This nationally representative survey finds that falling ill and not being able to make ends meet are often at the top of people’s lists of immediate concerns. Making ends meet is a particularly common worry for those on low incomes and in countries that were hit hard by the financial crisis. Older people are most often worried about their health, while younger people are frequently concerned with securing adequate housing. When asked about the longer-term, across all countries, getting by in old age is the most commonly cited worry.
The survey reveals a dissatisfaction with current social policy. Only a minority are satisfied with access to services like health care, housing, and long-term care. Many believe the government would not be able to provide a proper safety net if they lost their income due to job loss, illness or old age. More than half think they would not be able to easily access public benefits if they needed them.
“This is a wake-up call for policy makers,” said OECD Secretary-General Angel Gurría. “OECD countries have some of the most advanced and generous social protection systems in the world.

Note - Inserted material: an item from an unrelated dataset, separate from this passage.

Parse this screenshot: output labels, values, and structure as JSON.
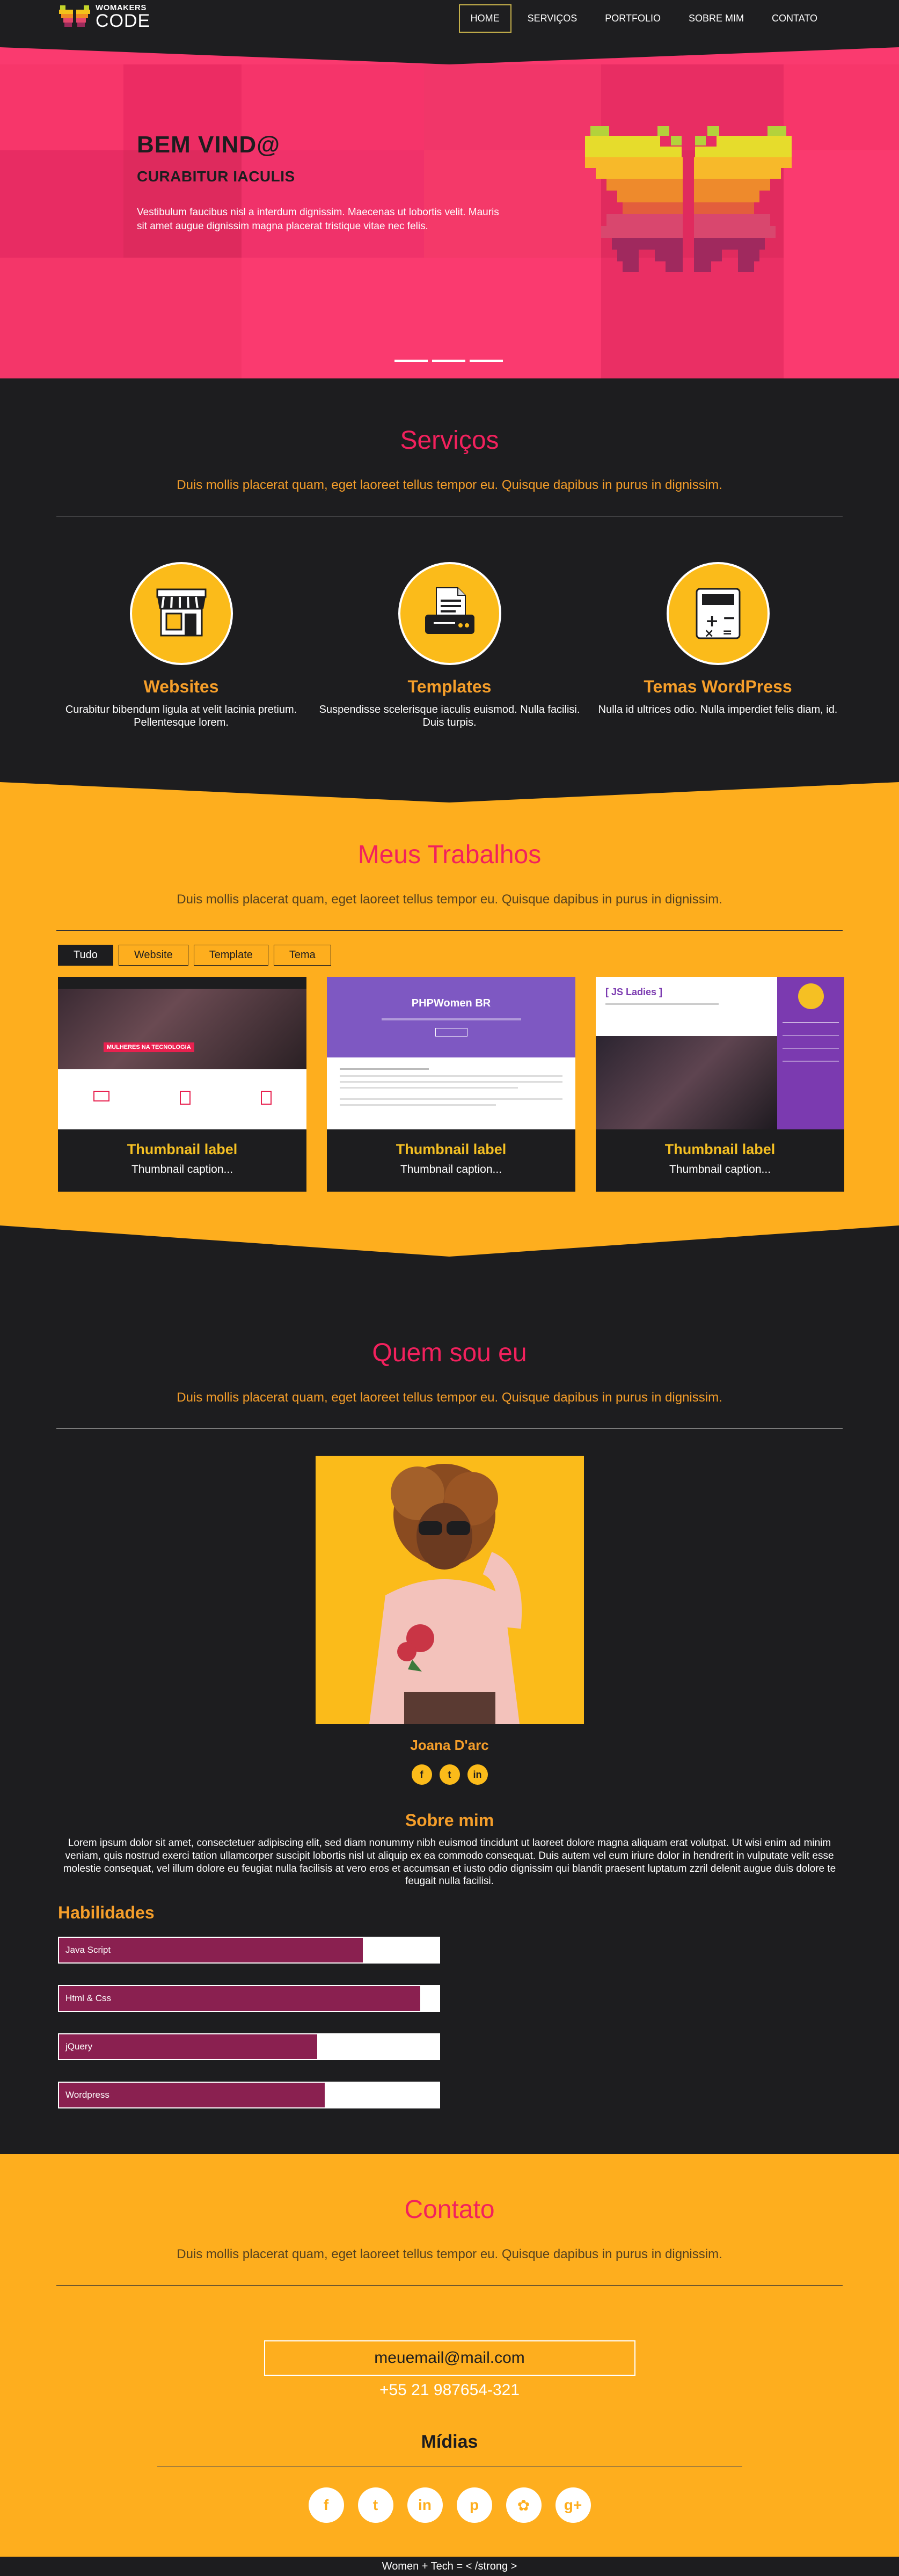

They spend, on average, more than one-fifth of their GDP on social policies. Yet, too many people feel they cannot count fully on their government when they need help. A better understanding of the factors driving this perception and why people feel they are struggling is essential to making social protection more effective and efficient. We must restore trust and confidence in government, and promote equality of opportunity.”
In every country surveyed except Canada, Denmark, Norway and the Netherlands, most people say that their government does not incorporate the views of people like them when designing social policy. In a number of countries, including Greece, Israel, Lithuania, Portugal and Slovenia, this share rises to more than two-thirds of respondents. This sense of not being part of the policy debate increases at higher levels of education and income, while feelings of injustice are stronger among those from high-income households.

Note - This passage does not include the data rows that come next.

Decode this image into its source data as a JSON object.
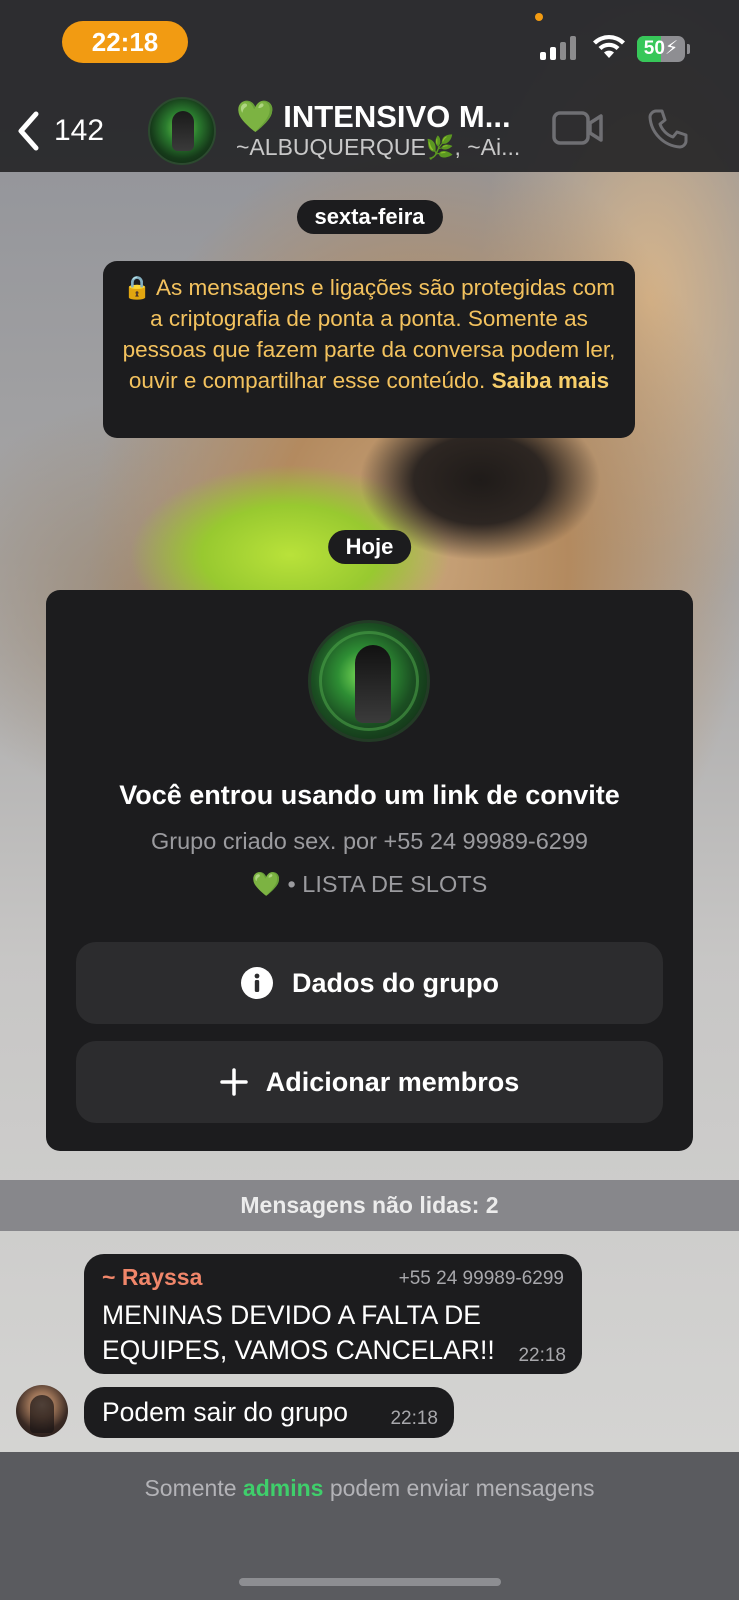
{
  "status_bar": {
    "time": "22:18",
    "battery": "50",
    "battery_level": 0.5
  },
  "header": {
    "back_count": "142",
    "title": "💚 INTENSIVO M...",
    "subtitle": "~ALBUQUERQUE🌿, ~Ai..."
  },
  "chat": {
    "date_friday": "sexta-feira",
    "encryption_text": "🔒 As mensagens e ligações são protegidas com a criptografia de ponta a ponta. Somente as pessoas que fazem parte da conversa podem ler, ouvir e compartilhar esse conteúdo.",
    "encryption_link": "Saiba mais",
    "date_today": "Hoje",
    "group_card": {
      "title": "Você entrou usando um link de convite",
      "subtitle": "Grupo criado sex. por +55 24 99989-6299",
      "description": "💚 • LISTA DE SLOTS",
      "info_button": "Dados do grupo",
      "add_button": "Adicionar membros"
    },
    "unread_label": "Mensagens não lidas: 2",
    "messages": [
      {
        "sender": "~ Rayssa",
        "phone": "+55 24 99989-6299",
        "lines": [
          "MENINAS DEVIDO A FALTA DE",
          "EQUIPES, VAMOS CANCELAR!!"
        ],
        "time": "22:18"
      },
      {
        "text": "Podem sair do grupo",
        "time": "22:18"
      }
    ]
  },
  "footer": {
    "note_prefix": "Somente",
    "note_highlight": "admins",
    "note_suffix": "podem enviar mensagens"
  },
  "colors": {
    "status_pill": "#f29b12",
    "encryption_text": "#f3c25e",
    "sender_name": "#f0866a",
    "admins_highlight": "#3fcf6b",
    "battery_fill": "#37c759"
  }
}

Public perceptions of fairness are worrying. More than half of respondents say they do not receive their fair share of benefits given the taxes they pay, a share that rises to three quarters or more in Chile, Greece, Israel and Mexico. At the same time, people are calling for more help from government. In almost all countries, more than half of respondents say they want the government to do more for their economic and social security. This is especially the case for older respondents and those on low incomes.
Across countries, people are worried about financial security in old age, and most are willing to pay more to support public pension systems… (More)”.
Paper by Francesca De Filippi, Cristina Coscia
Book by Jon Stewart: “This is the first book to examine the development of the town hall during the twentieth century and the way in which these civic buildings have responded to the dramatic political, social and architectural changes which took place during the period. Following an overview of the history of the town hall as a building type, it examines the key themes, variations
Copenhagen Town Hall, Denmark, Martin Nyrop
Stockholm City Hall, Sweden, Ragnar Ostberg
Hilversum Town Hall, the Netherlands, Willem M. Dudok
Walthamstow Town Hall, Britain, Philip Dalton Hepworth
Oslo Town Hall, Norway, Arnstein Arneberg and Magnus Poulsson
Casa del Fascio, Como, Italy, Guiseppe Terragni
Aarhus Town Hall, Denmark, Arne Jacobsen with Eric Moller
Saynatsalo Town Hall, Finland, Alvar Aalto
Kurashiki City Hall, Japan, Kenzo Tange
Toronto City Hall, Canada, Viljo Revell
Boston City Hall, USA, Kallmann, McKinnell and Knowles
Dallas City Hall, USA, IM Pei
Mississauga City Hall, Canada, Ed Jones and Michael Kirkland
Borgoricco Town Hall, Italy, Aldo Rossi
Reykjavik City Hall, Iceland, Studio Granda
Valdelaguna Town Hall, Spain, Victor Lopez Cotelo and Carlos Puente Fernandez
The Hague City Hall, the Netherlands, Richard Meier
Iragna Town Hall, Switzerland, Raffaele Cavadini
Murcia City Hall, Spain, Jose Rafael Moneo
London City Hall, UK, Norman Foster…(More)”.